I was born Dolores Thomas in Kansas City, Kansas. My parents, John and Elizabeth, influenced me greatly as living examples of dedication to faith, family and hard work. We lived with my Grandmother Helen in the early years until my parents could afford a home. I remember Helen as a woman of even keel, prayer, compassion and peace—a rock. My three younger siblings and I attended St. Anthony’s Catholic School—staffed by the Benedictine Sisters of Atchison, Kansas. My call to become a sister began forming early as the sisters taught me to clean the sanctuary where my love for the Blessed Sacrament began.
The Benedictine’s model of caring concern for all the students they taught appealed to me. I fondly remember Sister Leann Cogan, a sister at Benet Hill, who taught me in seventh grade at St. Anthony’s School. The special bond that I shared with Sister Leann carried a place of honor in my heart. It is with deep respect and wonder that she speaks of this journey from student to sister. The special bond that she shared with Sister Leann is carried in a place of honor in her heart. After high school I worked for one year as a secretary and joined Mount Saint Scholastica Convent, Atchison, Kansas, in 1951. I recall my journey from student to sister with respect and wonder.
I made my first profession December 22, 1952. I ministered as a teacher at Sacred Heart Cathedral School in Pueblo, Colorado, St. Joseph School in Monte Vista, Colorado, St. Pius X in Mission, Kansas, St. Cajetan School in Denver, Colorado, Holy Trinity School in Colorado Springs. I also served in pastoral ministry at St. Vincent De Paul Parish in Denver and Our Lady of Fatima Parish in Lakewood, Colorado.

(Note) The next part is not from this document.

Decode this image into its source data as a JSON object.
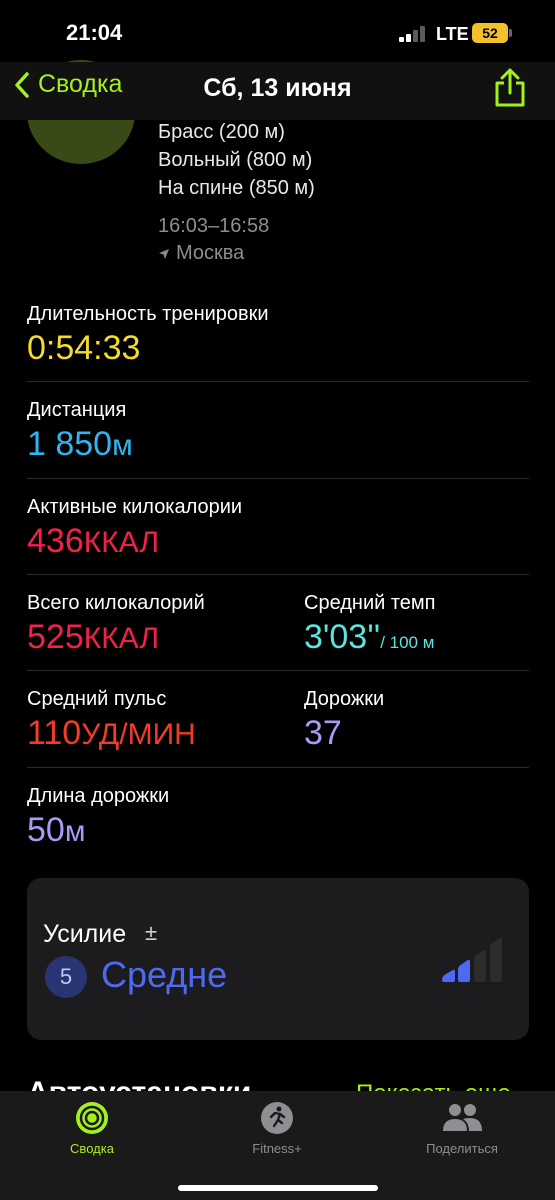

Three major milestones mark my journey as a Benedictine. First, I was called by the Benet Hill community to serve as Prioress from 1975 to 1983. As an introvert, I was encouraged by other sisters to face the challenge of being “pulled out” and recognize my unique gifts that were of great value to the community. I remember that the Lord walked with us, providing strength and grace to get through. I am forever grateful for her growth during this time as a monastic woman.
Second, my Golden Jubilee in 2002 filled me with joy as my mother and sisters celebrated with me my rich journey covering fifty years of faith and cherished relationships.
Third, I have felt privileged to have been a part of so many lives—lives with stories filled with joy, grief, pain, healing, suffering, and blessing. These living “reflections of God,” were examples of fidelity to church through volunteering, fidelity to marriage through loving relationships, and fidelity to God through an unending desire to grow in faith.
A few months prior to my retirement in 2009, I was asked to head the monastery team to plan the move to the new monastery in Black Forest. I laugh today when I think about organizing this enormous undertaking to move to Benet Lane with all its joys and challenges. God’s grace, lots of humility, and a healthy sense of humor got me through it. After the move, I directed the growing retreat ministry and supervised dining services. Today, I strive to serve the community and guests with hospitality, prayer, and a welcoming smile.